As I mentioned five weeks ago, the purpose of this summer experience at Saint Bonaventure University was twofold: 1) gain a more formalized and academic understanding of Francis, and 2) begin to create a brotherhood with the men with which we’ll be living next year. So far, the latter has been the highlight, and honestly, a bit of a surprise.
Prior to this summer, the postulants from all seven provinces met three times for a workshop and community time. The purpose, just as this summer, was to tie in something academic with fraternity opportunities so as to better prepare us for the novitiate. Though I did not mention it in my previous posts, these were not the greatest experience for me, and I left each one with a bit more anxiety about next year. I have to live with them? I liked a lot of the guys individually, but the group as a whole was exhausting, and I had no idea how I was going to do this summer, let alone all of next year.

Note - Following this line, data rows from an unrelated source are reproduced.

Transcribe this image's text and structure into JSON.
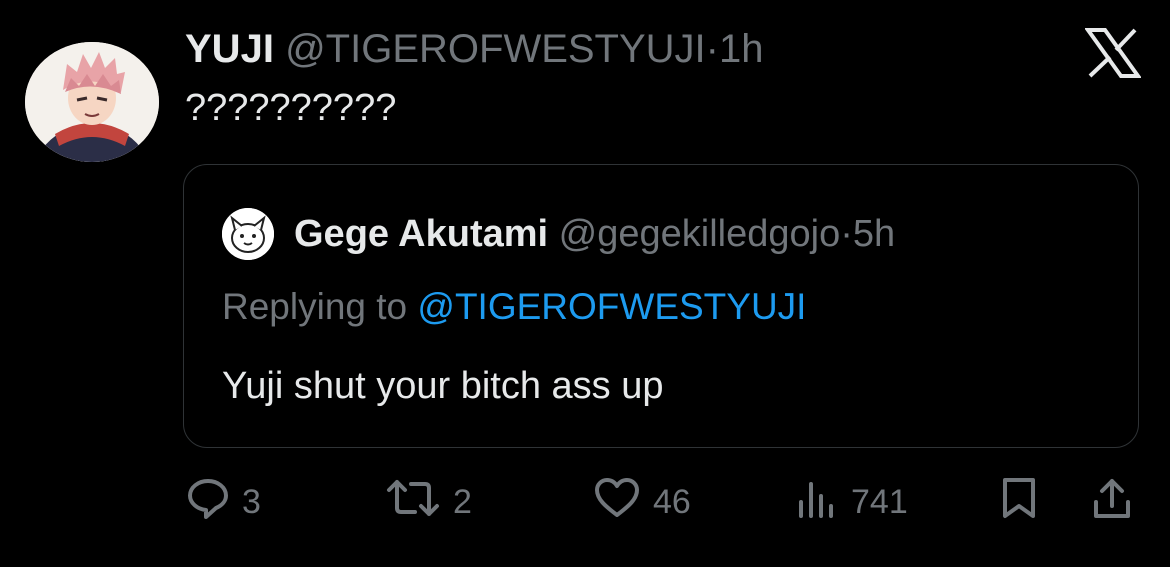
{
  "author": {
    "name": "YUJI",
    "handle": "@TIGEROFWESTYUJI",
    "separator": "·",
    "time": "1h",
    "text": "??????????"
  },
  "quoted": {
    "name": "Gege Akutami",
    "handle": "@gegekilledgojo",
    "separator": "·",
    "time": "5h",
    "replying_label": "Replying to",
    "replying_handle": "@TIGEROFWESTYUJI",
    "text": "Yuji shut your bitch ass up"
  },
  "actions": {
    "replies": "3",
    "reposts": "2",
    "likes": "46",
    "views": "741"
  },
  "colors": {
    "background": "#000000",
    "text": "#e7e9ea",
    "muted": "#71767b",
    "link": "#1d9bf0",
    "border": "#2f3336"
  },
  "icons": [
    "x-logo-icon",
    "reply-icon",
    "repost-icon",
    "like-icon",
    "views-icon",
    "bookmark-icon",
    "share-icon"
  ]
}
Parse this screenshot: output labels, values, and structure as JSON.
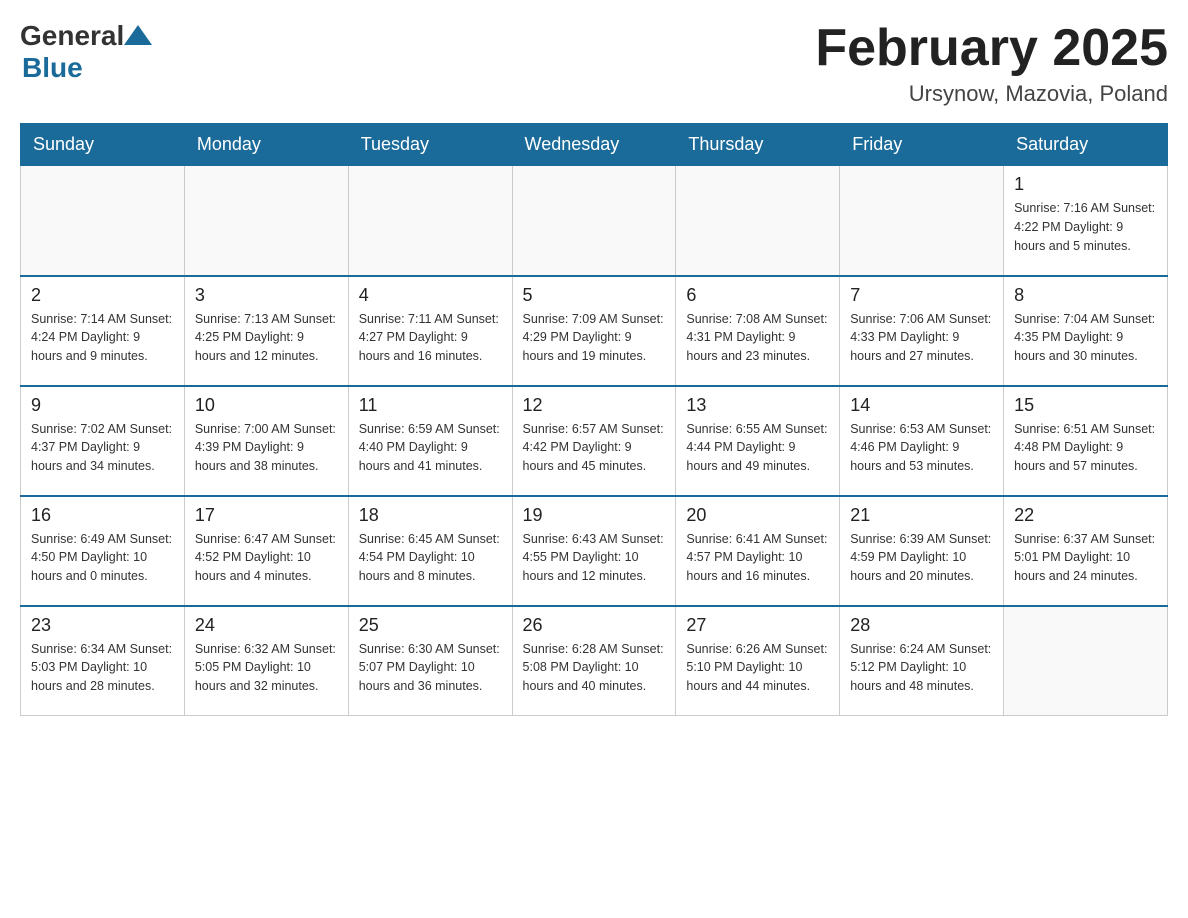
{
  "header": {
    "logo_general": "General",
    "logo_blue": "Blue",
    "month_title": "February 2025",
    "location": "Ursynow, Mazovia, Poland"
  },
  "days_of_week": [
    "Sunday",
    "Monday",
    "Tuesday",
    "Wednesday",
    "Thursday",
    "Friday",
    "Saturday"
  ],
  "weeks": [
    {
      "days": [
        {
          "number": "",
          "info": ""
        },
        {
          "number": "",
          "info": ""
        },
        {
          "number": "",
          "info": ""
        },
        {
          "number": "",
          "info": ""
        },
        {
          "number": "",
          "info": ""
        },
        {
          "number": "",
          "info": ""
        },
        {
          "number": "1",
          "info": "Sunrise: 7:16 AM\nSunset: 4:22 PM\nDaylight: 9 hours and 5 minutes."
        }
      ]
    },
    {
      "days": [
        {
          "number": "2",
          "info": "Sunrise: 7:14 AM\nSunset: 4:24 PM\nDaylight: 9 hours and 9 minutes."
        },
        {
          "number": "3",
          "info": "Sunrise: 7:13 AM\nSunset: 4:25 PM\nDaylight: 9 hours and 12 minutes."
        },
        {
          "number": "4",
          "info": "Sunrise: 7:11 AM\nSunset: 4:27 PM\nDaylight: 9 hours and 16 minutes."
        },
        {
          "number": "5",
          "info": "Sunrise: 7:09 AM\nSunset: 4:29 PM\nDaylight: 9 hours and 19 minutes."
        },
        {
          "number": "6",
          "info": "Sunrise: 7:08 AM\nSunset: 4:31 PM\nDaylight: 9 hours and 23 minutes."
        },
        {
          "number": "7",
          "info": "Sunrise: 7:06 AM\nSunset: 4:33 PM\nDaylight: 9 hours and 27 minutes."
        },
        {
          "number": "8",
          "info": "Sunrise: 7:04 AM\nSunset: 4:35 PM\nDaylight: 9 hours and 30 minutes."
        }
      ]
    },
    {
      "days": [
        {
          "number": "9",
          "info": "Sunrise: 7:02 AM\nSunset: 4:37 PM\nDaylight: 9 hours and 34 minutes."
        },
        {
          "number": "10",
          "info": "Sunrise: 7:00 AM\nSunset: 4:39 PM\nDaylight: 9 hours and 38 minutes."
        },
        {
          "number": "11",
          "info": "Sunrise: 6:59 AM\nSunset: 4:40 PM\nDaylight: 9 hours and 41 minutes."
        },
        {
          "number": "12",
          "info": "Sunrise: 6:57 AM\nSunset: 4:42 PM\nDaylight: 9 hours and 45 minutes."
        },
        {
          "number": "13",
          "info": "Sunrise: 6:55 AM\nSunset: 4:44 PM\nDaylight: 9 hours and 49 minutes."
        },
        {
          "number": "14",
          "info": "Sunrise: 6:53 AM\nSunset: 4:46 PM\nDaylight: 9 hours and 53 minutes."
        },
        {
          "number": "15",
          "info": "Sunrise: 6:51 AM\nSunset: 4:48 PM\nDaylight: 9 hours and 57 minutes."
        }
      ]
    },
    {
      "days": [
        {
          "number": "16",
          "info": "Sunrise: 6:49 AM\nSunset: 4:50 PM\nDaylight: 10 hours and 0 minutes."
        },
        {
          "number": "17",
          "info": "Sunrise: 6:47 AM\nSunset: 4:52 PM\nDaylight: 10 hours and 4 minutes."
        },
        {
          "number": "18",
          "info": "Sunrise: 6:45 AM\nSunset: 4:54 PM\nDaylight: 10 hours and 8 minutes."
        },
        {
          "number": "19",
          "info": "Sunrise: 6:43 AM\nSunset: 4:55 PM\nDaylight: 10 hours and 12 minutes."
        },
        {
          "number": "20",
          "info": "Sunrise: 6:41 AM\nSunset: 4:57 PM\nDaylight: 10 hours and 16 minutes."
        },
        {
          "number": "21",
          "info": "Sunrise: 6:39 AM\nSunset: 4:59 PM\nDaylight: 10 hours and 20 minutes."
        },
        {
          "number": "22",
          "info": "Sunrise: 6:37 AM\nSunset: 5:01 PM\nDaylight: 10 hours and 24 minutes."
        }
      ]
    },
    {
      "days": [
        {
          "number": "23",
          "info": "Sunrise: 6:34 AM\nSunset: 5:03 PM\nDaylight: 10 hours and 28 minutes."
        },
        {
          "number": "24",
          "info": "Sunrise: 6:32 AM\nSunset: 5:05 PM\nDaylight: 10 hours and 32 minutes."
        },
        {
          "number": "25",
          "info": "Sunrise: 6:30 AM\nSunset: 5:07 PM\nDaylight: 10 hours and 36 minutes."
        },
        {
          "number": "26",
          "info": "Sunrise: 6:28 AM\nSunset: 5:08 PM\nDaylight: 10 hours and 40 minutes."
        },
        {
          "number": "27",
          "info": "Sunrise: 6:26 AM\nSunset: 5:10 PM\nDaylight: 10 hours and 44 minutes."
        },
        {
          "number": "28",
          "info": "Sunrise: 6:24 AM\nSunset: 5:12 PM\nDaylight: 10 hours and 48 minutes."
        },
        {
          "number": "",
          "info": ""
        }
      ]
    }
  ]
}
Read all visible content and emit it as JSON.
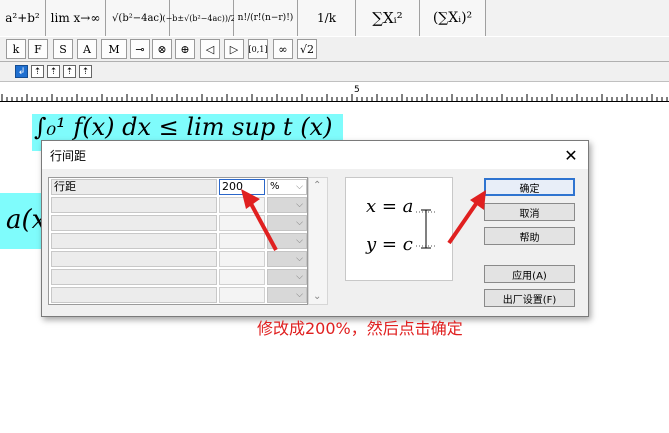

In these five weeks together so far, my fears have been completely unfounded, and my perspective on next year has changed dramatically for the better.
Part of this is due to the change in atmosphere. Rather than being a short week of travelling, all seventeen of us have settled in and are able to feel comfortable in our routines. There’s enough free time that we’re able to balance community time with personal time, something that was impossible at a four-day workshop. The other part of this is that we’ve begun to see ourselves as one unit, not seven units together in the same place. These factors, with the start of novitiate fast approaching, have made us more able and more open to building fraternity with one another, and the result has been fantastic.
On a personal level, I’ve loved the opportunity to just hang out with some of the guys and do fun things. During the day I spend time at the gym either working out or playing racquetball with a few guys, and at night we watch movies, play pool, or just stay up late telling stories and laughing with one another. (We do work occasionally too.)
Because of this, friend groups are definitely developing. The larger group allows people to branch out of their own provinces and connect with people of more similar age, language, hobby, and background. Unlike in years past, we’re not discouraged from developing personal friendships; whereas before it was thought that such relationships would inevitably lead to exclusivity and the weakening of community, the nuanced approach seeks to develop intimate relationships between individuals so as to incorporate them back into a healthy community. Developing these relationships has been the best part for me so far, as I’ve really enjoyed the chance to get to know a few of the guys a little more each day.
Always in the back of my mind, however, is finding a way to be inclusive with my time, and to see each one as brother. It’s somewhat inevitable, given the age disparity and existence of three native languages, that there will be distinct friend groups. That’s okay. It’s even okay if I’m not “friends” with everyone. That’s community life. What’s not okay is being exclusive to the point of cutting off members from the community. We don’t have to spend all our time together, nor do we even have to like each other all that much, but we need to learn how to respect each other, cooperate, live together, and view each other as brothers, called by Christ to the same vocation. This sounds really nice, and it was very easy to write, but this will no doubt be the toughest part of community life, next year and every year.
All in all, I have to say that I’m excited for the novitiate to start. The anxiety I once had has all but washed away, and I look forward to living with this group of men on a more permanent basis three weeks from now. Though I know that the year will by no means be easy, nor will the community life be a walk in the park, I think that I’ve grown close enough to a number of them to know that it’s going to be a fruitful one for sure.